The tradition has sparked outrage from outsiders, who argue that it's more harmful than traditional.
The scenes from the annual Portuguese celebration of Epiphany, known as the King’s Feast, are nothing less than shocking.
While festival-goers in Vale de Salgueiro, Portugal, will see typical signs of celebration, such as dancing and singing, they also notice a far darker portion of the festivities, one that even the local residents don’t know why they still celebrate.
Once a year, on the night of the King’s Feast, the city streets are filled with children, some as young as five, puffing on cigarettes.
Despite the legal buying age for tobacco being 18 in Portugal, there are no laws that prohibit parents from buying cigarettes for their children. And buy they do, once a year, despite the meaning behind the practice having been lost for years.
One writer, who had researched the history of Vale de Salgueiro, suggested that the tradition dates back to Roman times when people would take time at the end of the year to do things that would be considered out of the norm for the rest of the year.
“I don’t see any harm in that because they don’t really smoke, they inhale and immediately exhale,” said one local woman, Guilhermina Mateus, who gives her daughter cigarettes.
The practice has drawn international condemnation, for obvious reasons. Aside from the obvious negative health effects, critics also worry that the tradition encourages the habit in young, impressionable children. However, Mateus added that she didn’t think that was the case.
“It’s only on these days, today and tomorrow,” she said. “They never ask for cigarettes again.”

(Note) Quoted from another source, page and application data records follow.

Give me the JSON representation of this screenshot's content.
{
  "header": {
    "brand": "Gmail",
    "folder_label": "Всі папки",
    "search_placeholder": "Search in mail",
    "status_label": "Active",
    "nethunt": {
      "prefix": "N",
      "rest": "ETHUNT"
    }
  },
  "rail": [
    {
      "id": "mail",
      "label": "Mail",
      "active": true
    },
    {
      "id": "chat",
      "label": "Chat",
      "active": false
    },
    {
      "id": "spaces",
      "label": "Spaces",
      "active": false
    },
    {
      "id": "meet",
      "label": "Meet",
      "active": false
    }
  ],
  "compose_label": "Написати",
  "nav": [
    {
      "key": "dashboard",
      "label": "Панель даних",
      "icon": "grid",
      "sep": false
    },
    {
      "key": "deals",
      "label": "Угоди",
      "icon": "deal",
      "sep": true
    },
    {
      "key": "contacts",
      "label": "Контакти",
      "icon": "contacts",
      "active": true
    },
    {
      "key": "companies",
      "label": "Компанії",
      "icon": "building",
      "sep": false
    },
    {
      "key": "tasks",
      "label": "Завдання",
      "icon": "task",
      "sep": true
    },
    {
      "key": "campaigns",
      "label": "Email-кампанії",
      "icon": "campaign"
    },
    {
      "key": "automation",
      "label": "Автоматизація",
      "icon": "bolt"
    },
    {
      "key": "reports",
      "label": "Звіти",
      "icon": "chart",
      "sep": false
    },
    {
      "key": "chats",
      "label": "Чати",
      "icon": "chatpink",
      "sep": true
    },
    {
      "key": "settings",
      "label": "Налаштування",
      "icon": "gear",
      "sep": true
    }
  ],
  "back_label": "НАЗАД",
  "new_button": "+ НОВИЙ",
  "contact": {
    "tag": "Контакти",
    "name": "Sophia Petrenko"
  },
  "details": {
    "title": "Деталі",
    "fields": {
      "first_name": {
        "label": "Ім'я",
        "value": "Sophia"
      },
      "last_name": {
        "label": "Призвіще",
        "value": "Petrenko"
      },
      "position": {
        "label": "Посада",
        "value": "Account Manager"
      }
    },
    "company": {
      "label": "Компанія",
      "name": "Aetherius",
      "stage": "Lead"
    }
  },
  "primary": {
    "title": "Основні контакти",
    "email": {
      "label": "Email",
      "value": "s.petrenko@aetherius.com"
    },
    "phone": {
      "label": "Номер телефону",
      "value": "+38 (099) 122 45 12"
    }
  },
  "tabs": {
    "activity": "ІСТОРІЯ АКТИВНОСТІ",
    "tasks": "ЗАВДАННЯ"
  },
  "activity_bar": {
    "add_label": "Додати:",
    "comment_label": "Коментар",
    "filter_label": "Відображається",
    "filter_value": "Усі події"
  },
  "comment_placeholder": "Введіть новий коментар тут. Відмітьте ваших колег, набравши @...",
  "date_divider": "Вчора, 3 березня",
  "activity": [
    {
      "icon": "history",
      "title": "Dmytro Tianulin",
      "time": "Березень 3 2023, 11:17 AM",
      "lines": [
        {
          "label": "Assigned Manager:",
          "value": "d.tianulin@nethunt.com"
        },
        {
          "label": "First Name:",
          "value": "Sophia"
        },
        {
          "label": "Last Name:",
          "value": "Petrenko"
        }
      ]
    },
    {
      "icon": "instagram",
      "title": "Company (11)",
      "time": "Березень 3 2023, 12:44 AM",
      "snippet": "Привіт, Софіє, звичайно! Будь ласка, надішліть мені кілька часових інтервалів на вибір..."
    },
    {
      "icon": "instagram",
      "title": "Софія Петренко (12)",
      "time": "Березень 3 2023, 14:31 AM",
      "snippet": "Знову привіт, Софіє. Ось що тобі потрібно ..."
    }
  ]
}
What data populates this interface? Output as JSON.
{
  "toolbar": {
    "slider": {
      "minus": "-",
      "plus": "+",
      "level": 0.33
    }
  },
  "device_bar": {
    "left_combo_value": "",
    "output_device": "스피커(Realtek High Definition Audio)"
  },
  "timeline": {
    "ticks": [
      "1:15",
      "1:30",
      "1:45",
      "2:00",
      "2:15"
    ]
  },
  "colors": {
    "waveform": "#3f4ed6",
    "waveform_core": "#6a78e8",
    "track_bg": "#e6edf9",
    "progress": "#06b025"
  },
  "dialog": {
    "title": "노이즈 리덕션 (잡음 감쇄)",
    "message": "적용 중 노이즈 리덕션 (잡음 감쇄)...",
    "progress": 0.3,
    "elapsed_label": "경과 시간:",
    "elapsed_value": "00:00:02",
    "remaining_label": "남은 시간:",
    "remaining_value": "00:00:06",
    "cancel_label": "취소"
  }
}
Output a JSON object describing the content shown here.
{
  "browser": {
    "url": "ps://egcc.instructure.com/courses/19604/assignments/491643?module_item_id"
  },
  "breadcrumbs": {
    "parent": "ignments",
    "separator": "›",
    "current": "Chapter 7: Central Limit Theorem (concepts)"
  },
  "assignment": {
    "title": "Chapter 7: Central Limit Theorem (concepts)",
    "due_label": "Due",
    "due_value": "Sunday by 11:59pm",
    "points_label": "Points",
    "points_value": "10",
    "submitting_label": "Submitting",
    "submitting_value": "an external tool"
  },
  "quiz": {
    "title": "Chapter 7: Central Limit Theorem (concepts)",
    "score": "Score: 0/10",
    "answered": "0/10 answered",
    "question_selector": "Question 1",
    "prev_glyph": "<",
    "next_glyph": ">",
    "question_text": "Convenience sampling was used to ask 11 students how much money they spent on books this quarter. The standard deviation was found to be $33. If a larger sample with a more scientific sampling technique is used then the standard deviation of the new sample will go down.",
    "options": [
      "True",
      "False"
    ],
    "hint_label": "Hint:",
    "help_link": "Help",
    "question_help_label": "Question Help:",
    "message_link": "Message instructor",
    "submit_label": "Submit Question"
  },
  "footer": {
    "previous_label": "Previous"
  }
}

Though the celebration of Epiphany, the Christian holiday that celebrates the day that Jesus Christ was baptized by John the Baptist, takes place in cities all around the world, juvenile smoking seems to be relegated to Vale de Salgueiro.
Most cities celebrate with a much less controversial tradition, that involves a priest tossing a cross into a body of water. Local men then dive into the water to retrieve the cross, with the winner being blessed by the priest with good luck for the upcoming year.